RANGOON—Fresh clashes between Muslims and Buddhists have broken out in volatile western Burma, leaving at least two people dead and more than a thousand homes burned to the ground, authorities said on Tuesday.
The Information Ministry admitted the violence was continuing and local authorities were trying to restore law and order.
The unrest, which began on Sunday night, is some of the worst reported between Rohingya Muslims and ethnic Arakanese Buddhists since skirmishes swept the region in June, displacing around 70,000 people.
Arakan State Attorney General Hla Thein said the latest violence began in Minbyar Township, around 15 miles north of the state capital Sittwe. It later spread farther north to Mrauk-U Township. Both areas are remote, reachable only by foot, Hla Thein said.
Authorities imposed a dusk-to-dawn curfew in the townships on Monday, Hla Thein said. Although he declared both areas calm on Tuesday, the Information Ministry announced later in the day that the violence was continuing.
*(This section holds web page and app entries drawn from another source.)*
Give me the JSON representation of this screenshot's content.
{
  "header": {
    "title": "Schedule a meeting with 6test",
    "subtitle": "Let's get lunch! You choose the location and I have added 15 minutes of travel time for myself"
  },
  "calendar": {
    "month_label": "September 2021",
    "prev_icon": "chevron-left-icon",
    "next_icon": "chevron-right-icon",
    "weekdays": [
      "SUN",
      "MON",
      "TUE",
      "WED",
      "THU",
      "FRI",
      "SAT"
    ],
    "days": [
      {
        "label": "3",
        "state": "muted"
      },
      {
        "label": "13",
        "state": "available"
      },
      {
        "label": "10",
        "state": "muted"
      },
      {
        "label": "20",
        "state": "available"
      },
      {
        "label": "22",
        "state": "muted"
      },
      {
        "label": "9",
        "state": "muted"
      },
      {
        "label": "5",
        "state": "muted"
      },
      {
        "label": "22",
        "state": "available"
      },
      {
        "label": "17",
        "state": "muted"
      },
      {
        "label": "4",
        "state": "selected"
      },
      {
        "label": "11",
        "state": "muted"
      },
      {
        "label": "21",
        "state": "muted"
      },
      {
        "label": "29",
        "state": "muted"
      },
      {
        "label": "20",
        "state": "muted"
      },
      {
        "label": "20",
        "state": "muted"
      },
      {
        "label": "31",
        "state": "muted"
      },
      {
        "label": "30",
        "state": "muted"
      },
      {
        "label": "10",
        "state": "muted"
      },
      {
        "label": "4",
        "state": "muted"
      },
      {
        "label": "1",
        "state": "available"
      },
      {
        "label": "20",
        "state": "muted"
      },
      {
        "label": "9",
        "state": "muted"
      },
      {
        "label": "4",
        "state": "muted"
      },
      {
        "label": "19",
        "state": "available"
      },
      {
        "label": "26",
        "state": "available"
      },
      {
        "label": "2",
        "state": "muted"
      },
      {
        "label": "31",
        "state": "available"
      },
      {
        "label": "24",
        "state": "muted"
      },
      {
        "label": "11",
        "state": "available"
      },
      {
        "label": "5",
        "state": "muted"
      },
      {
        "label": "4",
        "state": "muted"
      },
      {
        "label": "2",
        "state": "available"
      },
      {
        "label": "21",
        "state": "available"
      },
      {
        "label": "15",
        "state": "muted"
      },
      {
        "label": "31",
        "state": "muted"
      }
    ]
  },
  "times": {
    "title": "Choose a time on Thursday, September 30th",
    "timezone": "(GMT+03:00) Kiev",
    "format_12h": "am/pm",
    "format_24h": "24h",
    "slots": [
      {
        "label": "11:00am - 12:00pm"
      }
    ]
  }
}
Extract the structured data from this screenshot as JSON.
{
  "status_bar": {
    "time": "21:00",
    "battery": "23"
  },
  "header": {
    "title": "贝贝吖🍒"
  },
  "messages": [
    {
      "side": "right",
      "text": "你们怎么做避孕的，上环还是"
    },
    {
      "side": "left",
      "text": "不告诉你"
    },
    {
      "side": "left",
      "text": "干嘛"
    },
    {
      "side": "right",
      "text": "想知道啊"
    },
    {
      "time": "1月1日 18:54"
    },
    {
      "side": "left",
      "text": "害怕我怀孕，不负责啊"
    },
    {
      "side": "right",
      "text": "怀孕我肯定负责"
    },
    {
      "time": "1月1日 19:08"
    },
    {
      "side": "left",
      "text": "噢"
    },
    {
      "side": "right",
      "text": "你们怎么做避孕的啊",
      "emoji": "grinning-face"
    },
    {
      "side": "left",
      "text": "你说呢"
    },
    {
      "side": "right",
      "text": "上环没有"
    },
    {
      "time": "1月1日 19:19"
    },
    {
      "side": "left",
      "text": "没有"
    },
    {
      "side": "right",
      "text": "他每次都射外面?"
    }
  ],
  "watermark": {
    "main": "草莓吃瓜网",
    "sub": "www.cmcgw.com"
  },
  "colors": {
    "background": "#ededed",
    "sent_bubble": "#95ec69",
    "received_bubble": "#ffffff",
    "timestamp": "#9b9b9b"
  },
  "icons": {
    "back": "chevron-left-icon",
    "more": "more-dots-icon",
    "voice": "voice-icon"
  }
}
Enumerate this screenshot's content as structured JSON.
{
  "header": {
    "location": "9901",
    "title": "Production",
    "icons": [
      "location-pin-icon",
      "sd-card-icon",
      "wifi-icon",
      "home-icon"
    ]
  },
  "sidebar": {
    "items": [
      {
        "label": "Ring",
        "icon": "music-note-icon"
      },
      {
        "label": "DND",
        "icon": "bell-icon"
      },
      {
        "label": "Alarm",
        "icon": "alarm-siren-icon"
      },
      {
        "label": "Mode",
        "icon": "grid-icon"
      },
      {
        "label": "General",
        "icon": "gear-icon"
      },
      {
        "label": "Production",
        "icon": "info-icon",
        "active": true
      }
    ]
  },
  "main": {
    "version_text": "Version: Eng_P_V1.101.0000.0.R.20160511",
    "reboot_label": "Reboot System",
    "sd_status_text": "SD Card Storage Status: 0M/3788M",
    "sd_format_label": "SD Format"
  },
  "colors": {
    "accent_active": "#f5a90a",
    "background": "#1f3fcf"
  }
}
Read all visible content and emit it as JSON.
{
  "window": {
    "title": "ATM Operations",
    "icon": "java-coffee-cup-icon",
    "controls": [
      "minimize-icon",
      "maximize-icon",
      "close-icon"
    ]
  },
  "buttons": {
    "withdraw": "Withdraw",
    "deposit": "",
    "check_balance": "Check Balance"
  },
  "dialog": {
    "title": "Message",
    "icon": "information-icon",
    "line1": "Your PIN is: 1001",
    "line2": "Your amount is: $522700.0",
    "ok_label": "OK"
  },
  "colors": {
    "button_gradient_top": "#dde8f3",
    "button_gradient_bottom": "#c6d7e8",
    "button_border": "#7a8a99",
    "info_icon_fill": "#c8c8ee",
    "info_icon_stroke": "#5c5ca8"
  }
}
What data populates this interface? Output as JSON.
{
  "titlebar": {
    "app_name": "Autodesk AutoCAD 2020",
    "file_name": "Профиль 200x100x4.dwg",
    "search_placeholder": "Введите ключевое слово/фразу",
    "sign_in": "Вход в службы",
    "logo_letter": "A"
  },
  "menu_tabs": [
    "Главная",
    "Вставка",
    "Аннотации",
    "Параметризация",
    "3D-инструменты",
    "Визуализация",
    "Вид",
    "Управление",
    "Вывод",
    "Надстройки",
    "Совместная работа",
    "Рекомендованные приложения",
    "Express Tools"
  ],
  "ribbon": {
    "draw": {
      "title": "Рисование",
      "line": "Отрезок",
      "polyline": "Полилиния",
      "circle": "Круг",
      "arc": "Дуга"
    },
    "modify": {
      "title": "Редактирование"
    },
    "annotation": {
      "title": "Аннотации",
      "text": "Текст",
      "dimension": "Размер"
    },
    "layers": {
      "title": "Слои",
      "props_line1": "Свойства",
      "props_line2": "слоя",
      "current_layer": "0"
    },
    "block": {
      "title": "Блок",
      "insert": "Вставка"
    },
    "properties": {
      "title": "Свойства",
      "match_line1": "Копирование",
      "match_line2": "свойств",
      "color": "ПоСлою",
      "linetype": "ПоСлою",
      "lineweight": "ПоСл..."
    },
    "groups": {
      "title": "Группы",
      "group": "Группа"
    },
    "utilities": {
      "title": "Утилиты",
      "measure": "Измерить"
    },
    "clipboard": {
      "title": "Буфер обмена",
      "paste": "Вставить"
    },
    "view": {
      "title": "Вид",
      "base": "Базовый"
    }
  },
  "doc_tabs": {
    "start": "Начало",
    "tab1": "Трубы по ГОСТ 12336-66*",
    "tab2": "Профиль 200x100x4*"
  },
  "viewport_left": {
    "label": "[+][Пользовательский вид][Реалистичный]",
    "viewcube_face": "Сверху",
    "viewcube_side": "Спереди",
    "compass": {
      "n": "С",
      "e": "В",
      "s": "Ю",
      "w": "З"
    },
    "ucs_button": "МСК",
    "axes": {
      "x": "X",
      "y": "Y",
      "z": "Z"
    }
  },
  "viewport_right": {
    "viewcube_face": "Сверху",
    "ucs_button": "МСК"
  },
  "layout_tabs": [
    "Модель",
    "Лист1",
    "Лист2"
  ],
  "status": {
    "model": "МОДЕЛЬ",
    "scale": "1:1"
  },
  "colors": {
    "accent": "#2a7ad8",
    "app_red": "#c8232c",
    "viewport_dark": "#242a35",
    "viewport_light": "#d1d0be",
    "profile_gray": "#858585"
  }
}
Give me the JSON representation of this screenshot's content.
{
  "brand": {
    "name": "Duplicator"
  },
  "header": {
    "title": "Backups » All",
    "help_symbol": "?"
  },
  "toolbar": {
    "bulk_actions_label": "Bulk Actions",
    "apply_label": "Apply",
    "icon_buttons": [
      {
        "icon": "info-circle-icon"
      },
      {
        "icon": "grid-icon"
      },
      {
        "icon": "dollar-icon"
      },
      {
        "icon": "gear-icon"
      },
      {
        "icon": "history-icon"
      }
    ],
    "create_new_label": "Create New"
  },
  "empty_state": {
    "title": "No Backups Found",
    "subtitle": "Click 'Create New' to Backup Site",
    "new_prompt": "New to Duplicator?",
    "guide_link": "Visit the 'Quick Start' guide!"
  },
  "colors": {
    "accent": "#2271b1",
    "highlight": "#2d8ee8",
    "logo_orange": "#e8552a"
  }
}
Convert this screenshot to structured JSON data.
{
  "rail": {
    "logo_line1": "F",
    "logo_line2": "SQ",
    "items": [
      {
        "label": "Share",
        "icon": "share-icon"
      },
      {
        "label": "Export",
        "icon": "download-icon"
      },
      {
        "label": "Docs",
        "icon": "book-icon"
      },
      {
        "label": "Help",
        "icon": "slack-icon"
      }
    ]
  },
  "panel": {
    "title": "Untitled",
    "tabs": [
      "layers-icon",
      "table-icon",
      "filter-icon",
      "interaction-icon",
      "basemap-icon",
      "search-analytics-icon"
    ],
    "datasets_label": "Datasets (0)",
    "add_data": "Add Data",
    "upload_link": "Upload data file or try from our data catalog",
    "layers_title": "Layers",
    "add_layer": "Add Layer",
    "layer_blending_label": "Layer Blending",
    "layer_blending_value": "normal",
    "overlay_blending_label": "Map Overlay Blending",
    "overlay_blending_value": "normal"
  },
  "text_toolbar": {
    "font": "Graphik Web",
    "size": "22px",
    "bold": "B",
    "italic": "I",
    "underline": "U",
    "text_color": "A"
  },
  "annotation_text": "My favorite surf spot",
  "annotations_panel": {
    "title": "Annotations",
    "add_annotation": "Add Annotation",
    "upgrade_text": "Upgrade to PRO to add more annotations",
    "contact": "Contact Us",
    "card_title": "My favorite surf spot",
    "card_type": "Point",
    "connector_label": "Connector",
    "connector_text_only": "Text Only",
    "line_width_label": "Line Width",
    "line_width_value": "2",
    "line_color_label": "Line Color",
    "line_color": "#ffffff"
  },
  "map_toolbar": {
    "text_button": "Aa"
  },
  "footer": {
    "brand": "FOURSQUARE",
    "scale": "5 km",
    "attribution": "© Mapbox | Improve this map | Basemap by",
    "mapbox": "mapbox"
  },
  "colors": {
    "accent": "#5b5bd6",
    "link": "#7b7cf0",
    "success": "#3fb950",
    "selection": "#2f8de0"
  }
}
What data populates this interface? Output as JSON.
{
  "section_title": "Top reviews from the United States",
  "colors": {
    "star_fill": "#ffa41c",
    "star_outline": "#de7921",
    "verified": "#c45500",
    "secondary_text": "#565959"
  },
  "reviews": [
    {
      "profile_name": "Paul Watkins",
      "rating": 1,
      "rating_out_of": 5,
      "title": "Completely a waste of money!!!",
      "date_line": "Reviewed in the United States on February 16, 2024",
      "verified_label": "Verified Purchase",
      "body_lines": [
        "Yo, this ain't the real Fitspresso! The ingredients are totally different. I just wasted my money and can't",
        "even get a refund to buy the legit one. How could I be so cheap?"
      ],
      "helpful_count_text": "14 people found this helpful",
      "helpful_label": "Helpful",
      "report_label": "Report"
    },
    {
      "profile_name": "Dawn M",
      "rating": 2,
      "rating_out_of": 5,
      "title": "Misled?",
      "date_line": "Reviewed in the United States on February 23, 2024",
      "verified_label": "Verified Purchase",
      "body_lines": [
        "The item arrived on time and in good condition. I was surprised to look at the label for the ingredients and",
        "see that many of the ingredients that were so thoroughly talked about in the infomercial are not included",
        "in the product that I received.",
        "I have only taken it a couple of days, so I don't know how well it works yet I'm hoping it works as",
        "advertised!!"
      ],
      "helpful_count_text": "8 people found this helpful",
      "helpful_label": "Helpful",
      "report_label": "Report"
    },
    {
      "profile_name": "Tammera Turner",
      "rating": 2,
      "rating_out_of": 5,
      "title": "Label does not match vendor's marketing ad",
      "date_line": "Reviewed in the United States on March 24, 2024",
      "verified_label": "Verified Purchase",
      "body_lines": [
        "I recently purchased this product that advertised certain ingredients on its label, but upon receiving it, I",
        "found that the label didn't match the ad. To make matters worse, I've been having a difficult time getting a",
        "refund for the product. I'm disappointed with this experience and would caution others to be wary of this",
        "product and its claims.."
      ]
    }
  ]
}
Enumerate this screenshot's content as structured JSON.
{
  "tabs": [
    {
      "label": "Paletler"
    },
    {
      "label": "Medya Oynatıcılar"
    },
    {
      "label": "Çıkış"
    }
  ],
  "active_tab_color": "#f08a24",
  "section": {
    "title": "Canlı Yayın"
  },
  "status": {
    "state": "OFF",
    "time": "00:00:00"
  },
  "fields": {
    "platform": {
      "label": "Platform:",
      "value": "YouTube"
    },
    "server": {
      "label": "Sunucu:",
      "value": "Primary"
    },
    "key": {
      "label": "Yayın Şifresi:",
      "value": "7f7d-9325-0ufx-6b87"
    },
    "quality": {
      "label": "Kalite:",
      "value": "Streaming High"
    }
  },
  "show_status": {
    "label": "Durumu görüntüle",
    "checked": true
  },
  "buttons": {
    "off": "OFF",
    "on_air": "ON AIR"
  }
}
Hla Thein said one Buddhist man and two Muslim women died in Sunday’s riots, but the ministry put the death toll at two—a man and a woman. It said 531 houses from six villages in Minbyar and 508 houses in two villages in Mrauk-U had been destroyed in arson attacks.
The unrest comes four months after members of the two religious groups turned on each other across Arakan State in June after the alleged rape and murder of a Buddhist woman by three Muslim men in late May.
That violence left at least 90 people dead and destroyed more than 3,000 homes and dozens of mosques and monasteries. The two groups are now almost completely segregated in towns such as Sittwe, where the Arakanese are able to roam freely while the Rohingya are mostly confined to a series of camps outside the city center.
The last serious clashes in the state took place in August, when government officials said seven people were killed in the town of Kyauktaw. The United Nations said 600 homes were burned at the time.
The crisis in Burma’s west goes back decades and is rooted in a dispute over where the region’s Muslim inhabitants are from. Although many Rohingya have lived in the country for generations, they are widely denigrated as foreigners—illegal intruders who came from neighboring Bangladesh to steal scarce land.
The UN estimates their number at 800,000. But the government does not count them as one of the country’s 135 ethnic groups, and so—like Bangladesh—denies them citizenship. Human rights groups say racism also plays a role: Many Rohingya, who speak a distinct Bengali dialect and resemble Muslim Bangladeshis, have darker skin and are heavily discriminated against.
The conflict has proven to be a major challenge for the government of President Thein Sein, which has embarked on democratic reforms since a half-century of military rule ended in 2011.